Further bolstering its argument that Rhode-NYC had not been using the mark on its own without “Resort,” Rhode points to an April 2019 interview in which Rhode-NYC’s founders announced that they had changed the name of the brand from RHODE RESORT to RHODE. With this in mind, Rhode claims that Rhode-NYC “had not used RHODE as a trademark in commerce for clothing before [its] March 2019 ‘rebrand,’ and in particular had not used it as of the filing date of its 2017 use-based RHODE application.” 

Fast forward to December 31, 2020, and Rhode-NYC filed two additional trademark applications with the USPTO for the RHODE mark that cover “a wide variety of goods” – from throw blankes and candles to enamelware plates and sunglasses – in furtherance of what appears to be Rhode-NYC’s “attempt to claim a much broader scope of rights under [its] RHODE mark than it had previously,” Rhode contends. One of those applications is still pending before the trademark office and the other (Reg. No. 6,539,188) was registered, and is at the heart of Rhode-NYC’s suit against Rhode. 

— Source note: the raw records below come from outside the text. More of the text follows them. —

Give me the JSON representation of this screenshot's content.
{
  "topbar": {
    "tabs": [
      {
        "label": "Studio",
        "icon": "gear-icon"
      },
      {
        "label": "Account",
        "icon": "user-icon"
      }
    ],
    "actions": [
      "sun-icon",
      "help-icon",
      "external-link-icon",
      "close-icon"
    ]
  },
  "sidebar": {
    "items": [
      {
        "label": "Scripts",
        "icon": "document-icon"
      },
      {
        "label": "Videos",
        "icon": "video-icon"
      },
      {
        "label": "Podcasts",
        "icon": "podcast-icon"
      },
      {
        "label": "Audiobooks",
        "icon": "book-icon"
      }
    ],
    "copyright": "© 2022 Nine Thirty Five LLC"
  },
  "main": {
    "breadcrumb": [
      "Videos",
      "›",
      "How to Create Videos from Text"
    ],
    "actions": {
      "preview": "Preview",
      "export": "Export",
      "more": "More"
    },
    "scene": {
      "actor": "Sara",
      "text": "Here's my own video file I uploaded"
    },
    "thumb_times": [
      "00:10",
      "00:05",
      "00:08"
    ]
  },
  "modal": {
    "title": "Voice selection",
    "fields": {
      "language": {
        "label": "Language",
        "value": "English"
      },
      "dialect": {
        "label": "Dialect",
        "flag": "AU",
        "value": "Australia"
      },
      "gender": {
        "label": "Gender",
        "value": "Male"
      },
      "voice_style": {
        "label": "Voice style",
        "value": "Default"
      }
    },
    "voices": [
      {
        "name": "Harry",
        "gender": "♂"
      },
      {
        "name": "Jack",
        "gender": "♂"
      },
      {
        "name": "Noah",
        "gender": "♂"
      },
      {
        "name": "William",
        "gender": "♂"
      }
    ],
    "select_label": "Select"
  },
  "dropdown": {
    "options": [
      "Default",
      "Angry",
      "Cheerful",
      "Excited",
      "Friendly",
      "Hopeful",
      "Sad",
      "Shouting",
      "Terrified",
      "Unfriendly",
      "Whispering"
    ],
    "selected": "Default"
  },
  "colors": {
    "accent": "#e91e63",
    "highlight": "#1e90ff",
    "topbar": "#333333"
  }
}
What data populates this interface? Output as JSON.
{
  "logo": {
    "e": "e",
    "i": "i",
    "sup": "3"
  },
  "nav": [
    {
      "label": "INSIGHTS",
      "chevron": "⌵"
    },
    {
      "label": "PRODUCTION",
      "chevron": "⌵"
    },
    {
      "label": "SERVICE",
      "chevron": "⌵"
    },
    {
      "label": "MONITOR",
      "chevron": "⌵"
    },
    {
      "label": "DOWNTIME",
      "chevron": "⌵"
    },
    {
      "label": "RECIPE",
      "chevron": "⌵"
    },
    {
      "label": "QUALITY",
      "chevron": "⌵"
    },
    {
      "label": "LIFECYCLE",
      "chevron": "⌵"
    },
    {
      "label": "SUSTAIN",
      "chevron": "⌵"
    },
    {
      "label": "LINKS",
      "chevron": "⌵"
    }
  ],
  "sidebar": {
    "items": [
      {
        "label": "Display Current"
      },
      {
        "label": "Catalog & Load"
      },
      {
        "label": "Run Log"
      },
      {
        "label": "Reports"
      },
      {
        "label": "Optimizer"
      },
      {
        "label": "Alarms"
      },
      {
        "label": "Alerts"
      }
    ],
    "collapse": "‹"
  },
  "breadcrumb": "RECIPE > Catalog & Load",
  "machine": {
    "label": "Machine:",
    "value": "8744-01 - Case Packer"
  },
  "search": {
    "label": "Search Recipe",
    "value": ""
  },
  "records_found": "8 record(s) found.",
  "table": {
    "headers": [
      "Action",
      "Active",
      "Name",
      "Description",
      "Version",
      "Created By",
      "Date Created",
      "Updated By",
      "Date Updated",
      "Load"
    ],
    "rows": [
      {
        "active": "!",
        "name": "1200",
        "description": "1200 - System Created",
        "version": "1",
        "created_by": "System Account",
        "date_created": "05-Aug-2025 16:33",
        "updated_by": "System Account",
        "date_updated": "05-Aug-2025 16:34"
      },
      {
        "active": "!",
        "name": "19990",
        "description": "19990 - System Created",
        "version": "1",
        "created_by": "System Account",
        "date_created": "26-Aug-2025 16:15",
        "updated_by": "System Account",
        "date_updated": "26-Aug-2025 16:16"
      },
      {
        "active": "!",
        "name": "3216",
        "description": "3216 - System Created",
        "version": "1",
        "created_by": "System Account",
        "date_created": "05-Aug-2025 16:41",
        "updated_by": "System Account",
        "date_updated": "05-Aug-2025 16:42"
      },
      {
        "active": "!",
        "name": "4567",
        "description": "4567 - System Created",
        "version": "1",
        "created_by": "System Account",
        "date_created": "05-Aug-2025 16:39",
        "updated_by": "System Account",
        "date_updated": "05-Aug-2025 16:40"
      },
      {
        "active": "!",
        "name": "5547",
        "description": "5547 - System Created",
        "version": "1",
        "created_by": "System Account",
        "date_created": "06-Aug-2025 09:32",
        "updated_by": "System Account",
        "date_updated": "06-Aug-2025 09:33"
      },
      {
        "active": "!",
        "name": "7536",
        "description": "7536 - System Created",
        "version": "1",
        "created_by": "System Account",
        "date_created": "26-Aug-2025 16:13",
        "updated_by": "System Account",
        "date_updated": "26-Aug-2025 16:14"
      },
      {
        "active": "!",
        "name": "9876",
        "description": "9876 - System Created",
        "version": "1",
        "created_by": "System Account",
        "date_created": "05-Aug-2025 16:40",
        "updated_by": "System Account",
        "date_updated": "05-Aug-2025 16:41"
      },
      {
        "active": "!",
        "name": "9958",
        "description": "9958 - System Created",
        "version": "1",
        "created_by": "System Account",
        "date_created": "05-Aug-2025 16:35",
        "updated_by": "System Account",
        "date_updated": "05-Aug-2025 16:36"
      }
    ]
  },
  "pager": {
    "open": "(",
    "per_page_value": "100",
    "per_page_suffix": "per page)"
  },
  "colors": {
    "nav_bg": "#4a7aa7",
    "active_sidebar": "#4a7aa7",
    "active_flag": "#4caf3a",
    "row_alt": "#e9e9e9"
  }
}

Rhode-NYC filed these applications “after becoming aware of Rhode Skin’s developing plans to use the RHODE mark” and after it had filed two applications for registration of its own for use of the Rhode mark on cosmetics/skincare in February and December 2020. Even before that, though, Rhode claims that in late 2018, its counsel “reached out to [Rhode-NYC] and, among other things, questioned [Rhode-NYC’s] need for a registration for RHODE, a mark it apparently was not using.” (Rhode-NYC did not take issue either of those marks during the opposition period, Rhode states.)

And “in its rush to rapidly expand its rights in the RHODE mark,” Rhode claims that Rhode-NYC filed the application that ultimately matured to Reg. No. 6,539,188 on an “in-use” basis even though it “had not used the RHODE mark in commerce … as required to support a use-based application, as of the application filing date in connection with all applied-for goods.” While Rhode-NYC was making use of the Rhode mark for some of the goods listed in its application, Rhode claims that for “several” other goods listed, “there is no evidence of any sales ever.”

With the foregoing in mind, Rhode asserts that Hailey Bieber’s beauty brand has responded to the trademark suit waged against it by Rhode-NYC, LLC (“Rhode-NYC”), which has claimed that by adopting a similarly-named brand – Rhode – for her own brandregistration – no. 5,286,239, which covers RHODE for use on various clothing items – should be canceled in its entirety, as Rhode-NYC has “not made bona fide use of the RHODE mark in U.S. commerce.” To the extent that Rhode-NYC “shipped or sold any such goods in commerce as of [the application filing date in March 2017],” its use of the mark was limited to “RHODE RESORT in connection with such goods—not the mark RHODE.” Beyond that, Rhode claims that Rhode-NYC registration no. 6,539,188 – which extends to RHODE for use on clothing (Class 25); throw blankets, towels, etc. (Class 24); hair accessories; and plush dolls, puzzles, etc. (Class 28) – should be cancelled for the goods listed in Classes 24 and 28, as well as some in Class 25, as the company is not actually using the mark in connection with those goods. 

In its complaint in June, Rhode-NYC claims that model-slash-budding beauty entrepreneur Hailey Bieber launched a skincare brand of the same name, arguing that “there is no doubt that Ms. Bieber and her companies know of [its] superior rights,” as they “previously sought to acquire the RHODE mark, appreciating that the brands could not coexist without confusion.” Specifically, Rhode-NYC has argued that in November 2018, “counsel for Ms. Bieber contacted counsel for Rhode … and offered to buy Rhode’s trademark registration,” having “clearly recogniz[ed] Rhode’s prior rights to the use of RHODE.” 

The case is Rhode-NYC, LLC v. Rhodedeodato Corp. et al1:22-cv-05185 (SDNY).